Manufacturing in New York state rose to a nine-month high in March, but a sharp slowing in new orders suggested that economic growth could be less robust in future months.
Meanwhile, the U.S. Federal Reserve maintained its ultra-loose monetary policy on Tuesday, saying the economy was gaining traction while flagging potential inflation risks from costlier energy and food.
The New York Federal Reserve's Empire State manufacturing survey released on Tuesday, one of the earliest monthly guideposts to U.S. factory conditions, also showed an acceleration in prices paid in another sign that inflation is starting to build.
Although smaller than the vast services sector, manufacturing has been a driver of the economic recovery helped by demand from emerging markets and corporate inventory building. But efforts to slow China's rapid rate of growth, as rising oil prices, Middle East unrest and the Japanese earthquake could all could stymie further gains.

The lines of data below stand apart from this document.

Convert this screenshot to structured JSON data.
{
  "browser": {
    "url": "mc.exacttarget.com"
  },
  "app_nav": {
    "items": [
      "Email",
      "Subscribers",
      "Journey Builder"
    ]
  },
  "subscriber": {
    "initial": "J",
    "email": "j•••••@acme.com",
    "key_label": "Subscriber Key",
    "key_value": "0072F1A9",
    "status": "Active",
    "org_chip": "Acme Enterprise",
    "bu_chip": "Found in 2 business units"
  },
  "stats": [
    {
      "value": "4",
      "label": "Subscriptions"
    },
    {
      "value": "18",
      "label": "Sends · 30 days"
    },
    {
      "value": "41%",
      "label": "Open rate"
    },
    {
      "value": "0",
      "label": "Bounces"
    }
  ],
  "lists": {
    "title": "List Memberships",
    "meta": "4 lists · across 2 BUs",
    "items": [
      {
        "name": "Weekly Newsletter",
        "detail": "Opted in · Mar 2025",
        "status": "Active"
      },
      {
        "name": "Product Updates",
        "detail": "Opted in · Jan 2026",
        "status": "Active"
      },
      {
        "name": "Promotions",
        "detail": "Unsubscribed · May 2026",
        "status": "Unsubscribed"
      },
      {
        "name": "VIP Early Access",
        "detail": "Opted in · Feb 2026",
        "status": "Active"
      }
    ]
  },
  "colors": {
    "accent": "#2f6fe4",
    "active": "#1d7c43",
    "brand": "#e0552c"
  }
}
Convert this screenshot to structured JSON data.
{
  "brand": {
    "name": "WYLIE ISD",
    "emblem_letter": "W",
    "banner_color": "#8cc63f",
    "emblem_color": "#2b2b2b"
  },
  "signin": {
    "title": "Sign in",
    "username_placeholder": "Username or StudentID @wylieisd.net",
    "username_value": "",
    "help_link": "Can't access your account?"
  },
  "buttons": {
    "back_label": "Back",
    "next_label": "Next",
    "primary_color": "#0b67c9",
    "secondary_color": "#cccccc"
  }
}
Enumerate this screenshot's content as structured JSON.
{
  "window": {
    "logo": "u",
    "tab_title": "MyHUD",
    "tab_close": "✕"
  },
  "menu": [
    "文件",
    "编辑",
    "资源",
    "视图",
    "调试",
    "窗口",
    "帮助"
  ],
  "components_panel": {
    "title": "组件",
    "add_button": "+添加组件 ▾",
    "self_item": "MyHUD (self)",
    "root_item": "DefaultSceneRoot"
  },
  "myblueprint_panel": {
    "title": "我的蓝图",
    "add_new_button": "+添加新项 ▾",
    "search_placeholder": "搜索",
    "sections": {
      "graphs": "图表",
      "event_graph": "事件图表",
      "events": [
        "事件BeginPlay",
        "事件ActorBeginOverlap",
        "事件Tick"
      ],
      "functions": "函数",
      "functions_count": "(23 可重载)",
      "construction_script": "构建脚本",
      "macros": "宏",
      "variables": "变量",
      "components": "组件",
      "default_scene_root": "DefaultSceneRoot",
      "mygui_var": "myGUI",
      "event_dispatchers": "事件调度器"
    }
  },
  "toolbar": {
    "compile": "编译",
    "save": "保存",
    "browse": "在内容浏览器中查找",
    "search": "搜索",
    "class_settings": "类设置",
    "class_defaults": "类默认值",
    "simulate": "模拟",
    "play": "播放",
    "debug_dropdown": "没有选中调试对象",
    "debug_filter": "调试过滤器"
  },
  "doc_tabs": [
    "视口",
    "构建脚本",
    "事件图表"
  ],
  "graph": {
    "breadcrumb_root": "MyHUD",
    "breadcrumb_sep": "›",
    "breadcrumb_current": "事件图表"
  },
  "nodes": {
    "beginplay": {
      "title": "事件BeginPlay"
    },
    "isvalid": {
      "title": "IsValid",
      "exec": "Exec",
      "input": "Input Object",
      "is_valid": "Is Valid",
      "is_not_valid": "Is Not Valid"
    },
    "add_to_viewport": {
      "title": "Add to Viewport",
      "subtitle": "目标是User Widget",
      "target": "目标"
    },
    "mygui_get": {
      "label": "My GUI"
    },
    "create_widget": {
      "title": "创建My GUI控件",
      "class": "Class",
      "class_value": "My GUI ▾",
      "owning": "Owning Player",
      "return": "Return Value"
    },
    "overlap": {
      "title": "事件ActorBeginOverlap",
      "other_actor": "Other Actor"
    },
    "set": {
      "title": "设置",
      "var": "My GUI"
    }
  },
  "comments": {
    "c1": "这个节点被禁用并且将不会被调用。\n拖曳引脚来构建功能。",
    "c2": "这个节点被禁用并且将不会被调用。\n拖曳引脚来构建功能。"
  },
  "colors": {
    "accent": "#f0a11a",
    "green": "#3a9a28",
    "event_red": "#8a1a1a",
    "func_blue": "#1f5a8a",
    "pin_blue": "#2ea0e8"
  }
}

Manufacturing is running strong right now, but we may be turning the corner, given the moderation in Asia, especially China, said Yelena Shulyatyeva, U.S. economist at BNP Paribas in New York.
Lofty oil prices helped drive U.S. import prices higher in February for the fifth consecutive month, a separate report showed.
The Empire State general business conditions index rose to 17.50 from 15.43 in February, topping a Reuters forecast of 17.00. It was the highest level since June 2010, but the new orders and shipments indexes both declined, suggesting there was some underlying weakness.
New orders have moderated quite a lot. It's sending a weaker signal about manufacturing than what the headline number suggests, said Shulyatyeva.
The new orders index fell to 5.81 from 11.80, while shipments declined to 1.62 from 11.31.
The prices paid index rose to 53.25, the highest level since August 2008, from 45.78. Prices received also rose as manufacturers passed along costs.
In a positive sign, employment gauges expanded. The index for the number of employees rose to 9.09 from 3.61 in February, and the average employee workweek index was up at 15.58 from 6.02.
Despite recent signs of improvement in the labor market, the pace of hiring has been slow.
Chris Low, chief economist at FTN Financial, said the Empire State index is more volatile than the national report from the Institute for Supply Management and the regional figures from Chicago and Philadelphia, especially given the rough weather conditions in January and February.
The survey suggests a pickup in hiring in March but a slowdown in the leading components of the index, which may lead to a slowdown down the road. In the meantime, price pressures are evident, but it is not yet translating into efforts to control payroll costs, according to Low.
PRICES IN PLAY
Import prices jumped 1.4 percent, a U.S. Labor Department report showed on Tuesday. Fuel import prices accounted for most of the increase, rising 4.0 percent compared to non-fuel prices which rose 0.3 percent.
With gasoline prices rising, inflation pressure will remain high for the next several months, according to Wells Fargo analysts.
Inflation concerns recently have come to the forefront on worries that rising energy and commodity prices could temper the economic recovery.
The Federal Reserve said in a statement following its rate-setting meeting that inflation concerns surrounding a recent spike in energy and food prices would most likely prove transitory.
The central bank also maintained its ultra-loose monetary policy, as expected, saying the economy was gaining traction.
The data releases were largely ignored by financial markets where investors remained focused on the fallout from the natural disaster and nuclear crisis in Japan. U.S. stocks trimmed some losses in the afternoon following the Fed statement.
Investors will get another look at the potential for inflation later in the week with reports on producer and consumer prices. Producer prices are expected to rise for an eighth month, though the index is likely to have slowed from January, while the core consumer price measure is expected to slow.
In other data, U.S. homebuilder sentiment in March ticked up to its highest level since May 2010 after stagnating at the same level for four months but was still well below levels regarded as healthy, a survey released on Tuesday showed.
(Additional reporting by Richard Leong in New York and Doug Palmer in Washington)